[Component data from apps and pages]
.....
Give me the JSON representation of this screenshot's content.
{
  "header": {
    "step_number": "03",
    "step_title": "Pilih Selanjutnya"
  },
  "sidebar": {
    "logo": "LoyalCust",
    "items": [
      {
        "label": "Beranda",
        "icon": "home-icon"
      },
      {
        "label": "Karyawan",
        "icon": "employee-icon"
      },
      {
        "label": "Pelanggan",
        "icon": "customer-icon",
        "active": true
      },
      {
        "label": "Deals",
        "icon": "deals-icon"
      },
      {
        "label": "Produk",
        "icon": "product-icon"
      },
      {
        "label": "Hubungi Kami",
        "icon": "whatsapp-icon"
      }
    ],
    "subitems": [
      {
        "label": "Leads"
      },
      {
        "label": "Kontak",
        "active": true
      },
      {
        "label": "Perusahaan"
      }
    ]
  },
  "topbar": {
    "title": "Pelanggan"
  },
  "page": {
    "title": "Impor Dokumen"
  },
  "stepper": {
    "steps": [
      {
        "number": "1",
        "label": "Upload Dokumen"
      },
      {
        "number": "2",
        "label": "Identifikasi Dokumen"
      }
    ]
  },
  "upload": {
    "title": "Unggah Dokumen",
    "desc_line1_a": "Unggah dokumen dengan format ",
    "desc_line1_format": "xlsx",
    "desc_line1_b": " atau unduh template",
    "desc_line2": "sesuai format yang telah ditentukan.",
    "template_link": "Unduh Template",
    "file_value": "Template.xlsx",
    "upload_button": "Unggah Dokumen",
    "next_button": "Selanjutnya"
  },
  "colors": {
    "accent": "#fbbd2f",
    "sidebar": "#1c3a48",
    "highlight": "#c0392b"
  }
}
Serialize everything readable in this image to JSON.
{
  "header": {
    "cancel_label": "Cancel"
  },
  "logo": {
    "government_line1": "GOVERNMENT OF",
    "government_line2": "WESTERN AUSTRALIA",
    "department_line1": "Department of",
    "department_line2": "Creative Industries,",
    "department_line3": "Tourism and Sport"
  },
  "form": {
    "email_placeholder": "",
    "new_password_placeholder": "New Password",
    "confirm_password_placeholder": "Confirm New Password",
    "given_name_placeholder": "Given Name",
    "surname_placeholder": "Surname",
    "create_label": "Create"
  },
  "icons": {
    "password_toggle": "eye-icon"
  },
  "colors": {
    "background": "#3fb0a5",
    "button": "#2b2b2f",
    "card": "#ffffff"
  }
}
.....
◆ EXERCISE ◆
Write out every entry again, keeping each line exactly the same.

◆ TASK RESPONSE ◆
Give me the JSON representation of this screenshot's content.
{
  "header": {
    "step_number": "03",
    "step_title": "Pilih Selanjutnya"
  },
  "sidebar": {
    "logo": "LoyalCust",
    "items": [
      {
        "label": "Beranda",
        "icon": "home-icon"
      },
      {
        "label": "Karyawan",
        "icon": "employee-icon"
      },
      {
        "label": "Pelanggan",
        "icon": "customer-icon",
        "active": true
      },
      {
        "label": "Deals",
        "icon": "deals-icon"
      },
      {
        "label": "Produk",
        "icon": "product-icon"
      },
      {
        "label": "Hubungi Kami",
        "icon": "whatsapp-icon"
      }
    ],
    "subitems": [
      {
        "label": "Leads"
      },
      {
        "label": "Kontak",
        "active": true
      },
      {
        "label": "Perusahaan"
      }
    ]
  },
  "topbar": {
    "title": "Pelanggan"
  },
  "page": {
    "title": "Impor Dokumen"
  },
  "stepper": {
    "steps": [
      {
        "number": "1",
        "label": "Upload Dokumen"
      },
      {
        "number": "2",
        "label": "Identifikasi Dokumen"
      }
    ]
  },
  "upload": {
    "title": "Unggah Dokumen",
    "desc_line1_a": "Unggah dokumen dengan format ",
    "desc_line1_format": "xlsx",
    "desc_line1_b": " atau unduh template",
    "desc_line2": "sesuai format yang telah ditentukan.",
    "template_link": "Unduh Template",
    "file_value": "Template.xlsx",
    "upload_button": "Unggah Dokumen",
    "next_button": "Selanjutnya"
  },
  "colors": {
    "accent": "#fbbd2f",
    "sidebar": "#1c3a48",
    "highlight": "#c0392b"
  }
}
Serialize everything readable in this image to JSON.
{
  "header": {
    "cancel_label": "Cancel"
  },
  "logo": {
    "government_line1": "GOVERNMENT OF",
    "government_line2": "WESTERN AUSTRALIA",
    "department_line1": "Department of",
    "department_line2": "Creative Industries,",
    "department_line3": "Tourism and Sport"
  },
  "form": {
    "email_placeholder": "",
    "new_password_placeholder": "New Password",
    "confirm_password_placeholder": "Confirm New Password",
    "given_name_placeholder": "Given Name",
    "surname_placeholder": "Surname",
    "create_label": "Create"
  },
  "icons": {
    "password_toggle": "eye-icon"
  },
  "colors": {
    "background": "#3fb0a5",
    "button": "#2b2b2f",
    "card": "#ffffff"
  }
}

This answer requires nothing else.